Forest Recovery Project,
Pinon Project
This effort, in its fourth year, the Forest Recovery Project documents the recovery of the
Angeles National Forest form the Station Fire and includes educational presentations made
throughout California, focusing on the ecology of fire and our role as environmental stewards.
The Pinon Project is an ongoing effort to restore a viable population of piñon trees to the
Angeles National Forest in areas where they once thrived.
Chilao School
Located in the heart of the Angeles National Forest, the Chilao School is our first land base and
a venue which we are making available to groups in the greater southern California region who
address the underserved, at risk, developmentally and physically challenged, and terminally ill
children. We also wish to be of service to the arts and culture community, including the healing
arts, the educational community including but not limited to fire ecology, and outdoor recreation
programs that include an educational component. The school is an ideal location for a rural
library, particularly since internet access is not available to all forest residents.
Powwow Time – When American Indian People Celebrate © 2008 Corina Roberts
Photo Credits: Front Cover – Tyla Cosentino Simon, Blackfoot, photo by Bruce P. Hamilton
Interior: Cameron Justice Soto by Roderick Fonseca, Teri Lynn Caine, tipis by Corina Roberts,
Chumash dancers by Bruce P. Hamilton, Corina Roberts by Nancy Smith Blackwell, Traditional Dancers,
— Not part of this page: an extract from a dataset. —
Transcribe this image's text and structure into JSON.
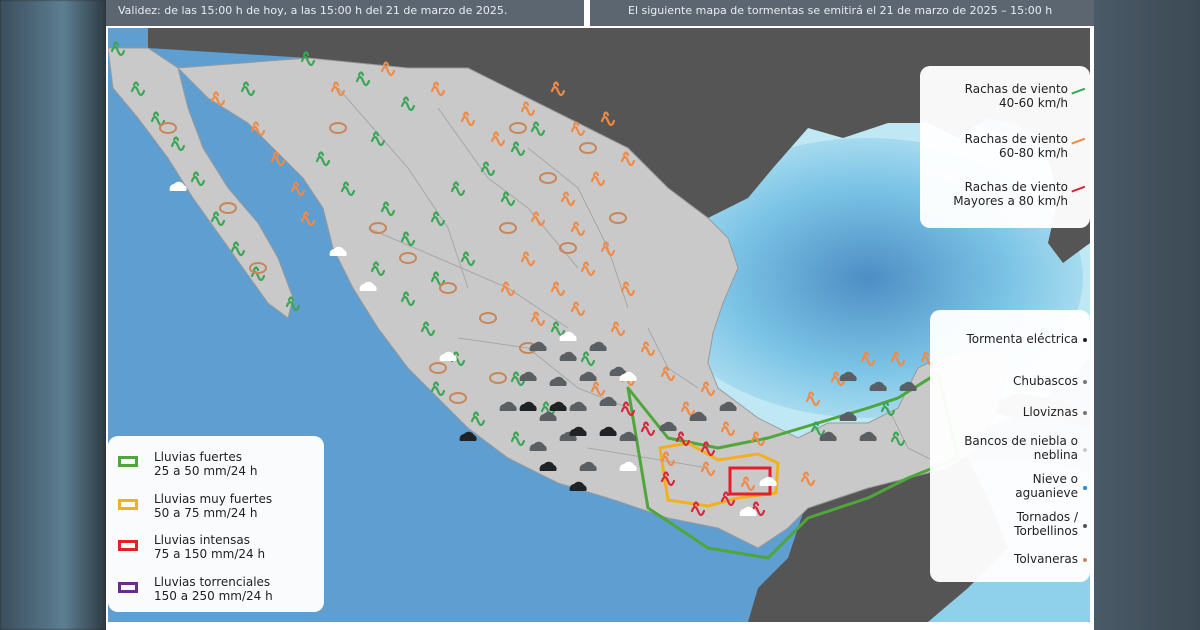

Navajo girl by Bruce P. Hamilton, Robert Silent Thunder by Corina Roberts, Tyla Cosentino Simon by
Bruce P. Hamilton, digital photo altering by Corina Roberts